• **Task goal**
Pick the lines holding the string "name" out of the records and copy them.
*** Opening Supplied entries ***
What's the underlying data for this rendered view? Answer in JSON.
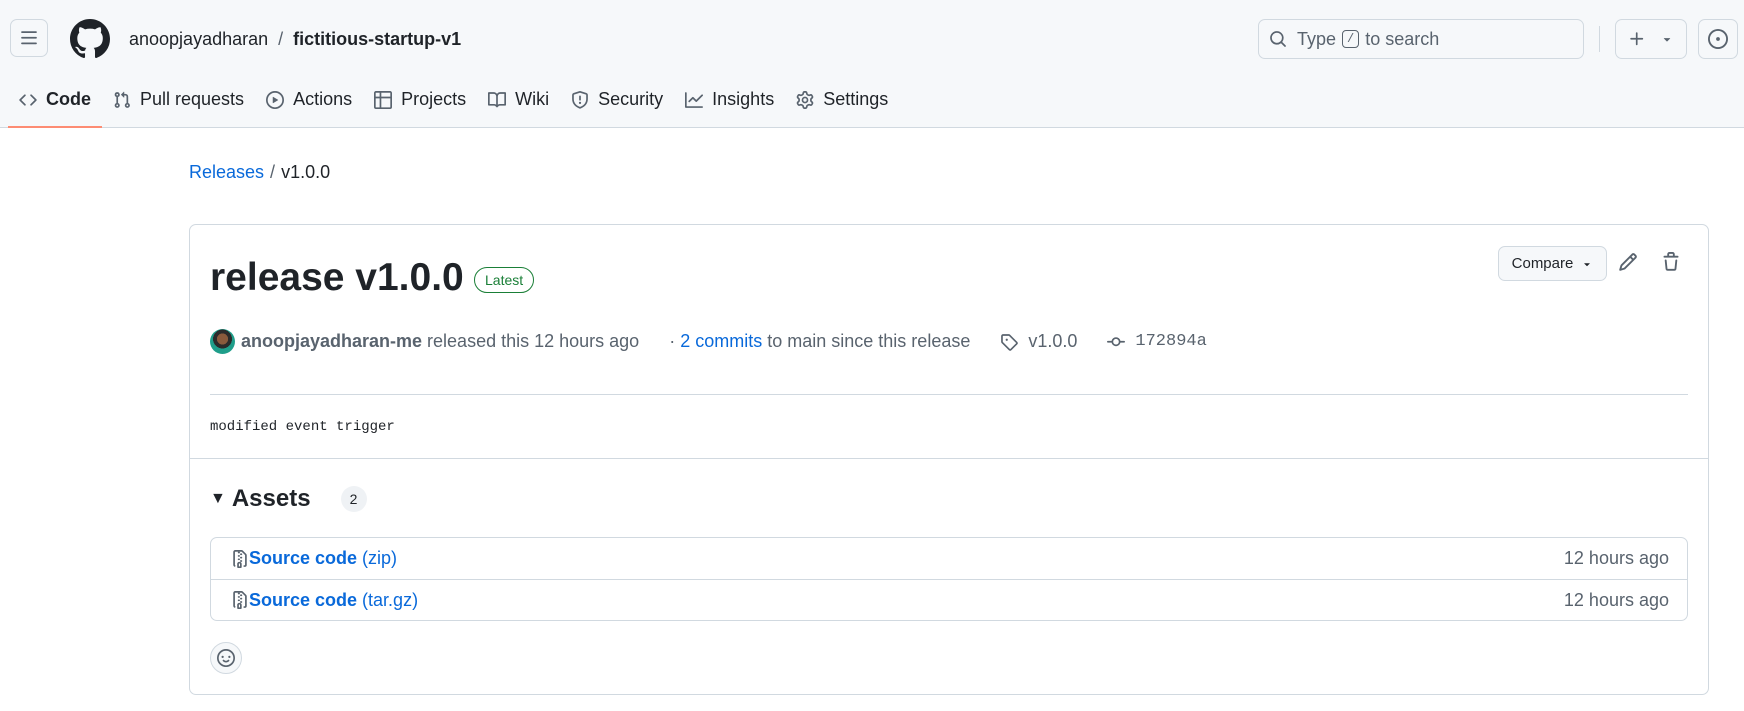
{
  "header": {
    "owner": "anoopjayadharan",
    "separator": "/",
    "repo": "fictitious-startup-v1",
    "search": {
      "prefix": "Type",
      "key": "/",
      "suffix": "to search"
    },
    "icons": [
      "menu-icon",
      "github-logo-icon",
      "search-icon",
      "plus-icon",
      "triangle-down-icon",
      "issue-opened-icon"
    ]
  },
  "tabs": [
    {
      "label": "Code",
      "icon": "code-icon",
      "selected": true
    },
    {
      "label": "Pull requests",
      "icon": "git-pull-request-icon"
    },
    {
      "label": "Actions",
      "icon": "play-icon"
    },
    {
      "label": "Projects",
      "icon": "table-icon"
    },
    {
      "label": "Wiki",
      "icon": "book-icon"
    },
    {
      "label": "Security",
      "icon": "shield-icon"
    },
    {
      "label": "Insights",
      "icon": "graph-icon"
    },
    {
      "label": "Settings",
      "icon": "gear-icon"
    }
  ],
  "breadcrumb": {
    "root": "Releases",
    "separator": "/",
    "current": "v1.0.0"
  },
  "release": {
    "title": "release v1.0.0",
    "badge": "Latest",
    "compare_label": "Compare",
    "author": "anoopjayadharan-me",
    "released_text": "released this 12 hours ago",
    "commits_prefix": "·",
    "commits_link": "2 commits",
    "commits_suffix": "to main since this release",
    "tag": "v1.0.0",
    "commit_sha": "172894a",
    "notes": "modified event trigger"
  },
  "assets": {
    "title": "Assets",
    "count": "2",
    "items": [
      {
        "name": "Source code",
        "ext": "(zip)",
        "time": "12 hours ago"
      },
      {
        "name": "Source code",
        "ext": "(tar.gz)",
        "time": "12 hours ago"
      }
    ]
  },
  "colors": {
    "link": "#0969da",
    "latest_badge": "#1a7f37",
    "tab_underline": "#fd8c73",
    "header_bg": "#f6f8fa",
    "border": "#d1d9e0"
  }
}
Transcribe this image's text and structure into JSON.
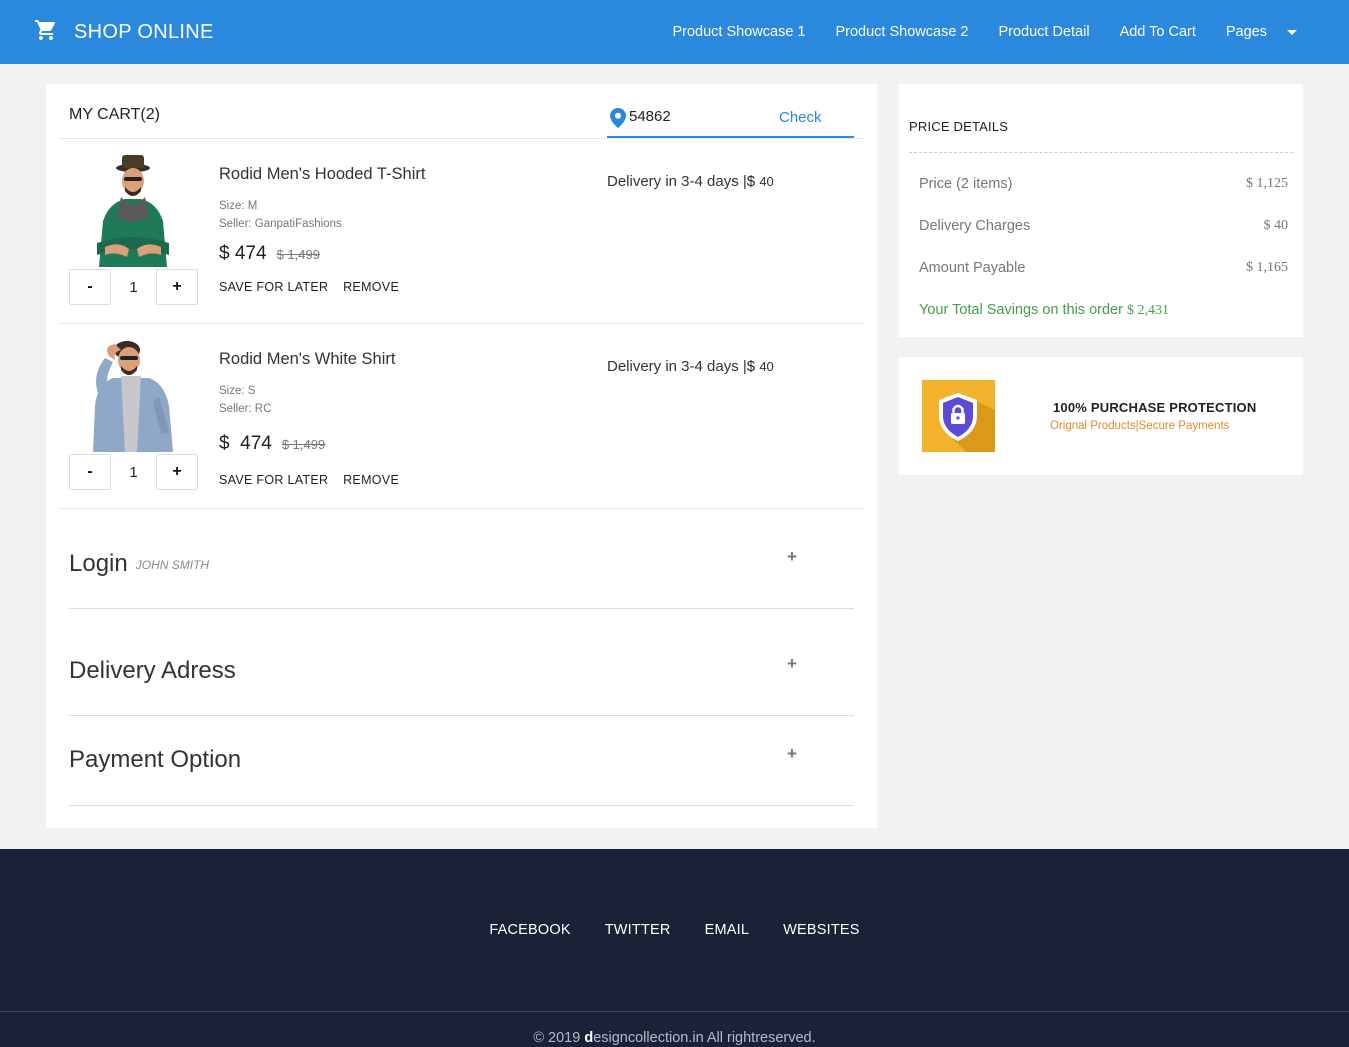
{
  "header": {
    "brand": "SHOP ONLINE",
    "brand_icon": "cart-icon",
    "nav": [
      "Product Showcase 1",
      "Product Showcase 2",
      "Product Detail",
      "Add To Cart",
      "Pages"
    ],
    "color": "#2a88dd"
  },
  "cart": {
    "title": "MY CART(2)",
    "pincode": "54862",
    "check_label": "Check",
    "items": [
      {
        "name": "Rodid Men's Hooded T-Shirt",
        "size": "Size: M",
        "seller": "Seller: GanpatiFashions",
        "currency": "$",
        "price": "474",
        "old_price": "$ 1,499",
        "quantity": "1",
        "minus": "-",
        "plus": "+",
        "save_label": "SAVE FOR LATER",
        "remove_label": "REMOVE",
        "delivery": "Delivery in 3-4 days",
        "delivery_sep": "|",
        "delivery_fee": "40"
      },
      {
        "name": "Rodid Men's White Shirt",
        "size": "Size: S",
        "seller": "Seller: RC",
        "currency": "$",
        "price": "474",
        "old_price": "$ 1,499",
        "quantity": "1",
        "minus": "-",
        "plus": "+",
        "save_label": "SAVE FOR LATER",
        "remove_label": "REMOVE",
        "delivery": "Delivery in 3-4 days",
        "delivery_sep": "|",
        "delivery_fee": "40"
      }
    ],
    "sections": [
      {
        "title": "Login",
        "subtitle": "JOHN SMITH",
        "toggle": "+"
      },
      {
        "title": "Delivery Adress",
        "toggle": "+"
      },
      {
        "title": "Payment Option",
        "toggle": "+"
      }
    ]
  },
  "price_details": {
    "title": "PRICE DETAILS",
    "rows": [
      {
        "label": "Price (2 items)",
        "currency": "$",
        "value": "1,125"
      },
      {
        "label": "Delivery Charges",
        "currency": "$",
        "value": "40"
      },
      {
        "label": "Amount Payable",
        "currency": "$",
        "value": "1,165"
      }
    ],
    "savings_label": "Your Total Savings on this order",
    "savings_currency": "$",
    "savings_value": "2,431",
    "savings_color": "#43a047"
  },
  "protection": {
    "icon": "shield-lock-icon",
    "title": "100% PURCHASE PROTECTION",
    "subtitle": "Orignal Products|Secure Payments",
    "accent": "#e08a2a"
  },
  "footer": {
    "links": [
      "FACEBOOK",
      "TWITTER",
      "EMAIL",
      "WEBSITES"
    ],
    "copyright_prefix": "© 2019 ",
    "copyright_bold": "d",
    "copyright_rest": "esigncollection.in All rightreserved.",
    "color": "#1a2238"
  }
}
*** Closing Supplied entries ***
• **Solution to this exercise**
        "name": "Source code",
        "name": "Source code",
        "name": "Rodid Men's Hooded T-Shirt",
        "name": "Rodid Men's White Shirt",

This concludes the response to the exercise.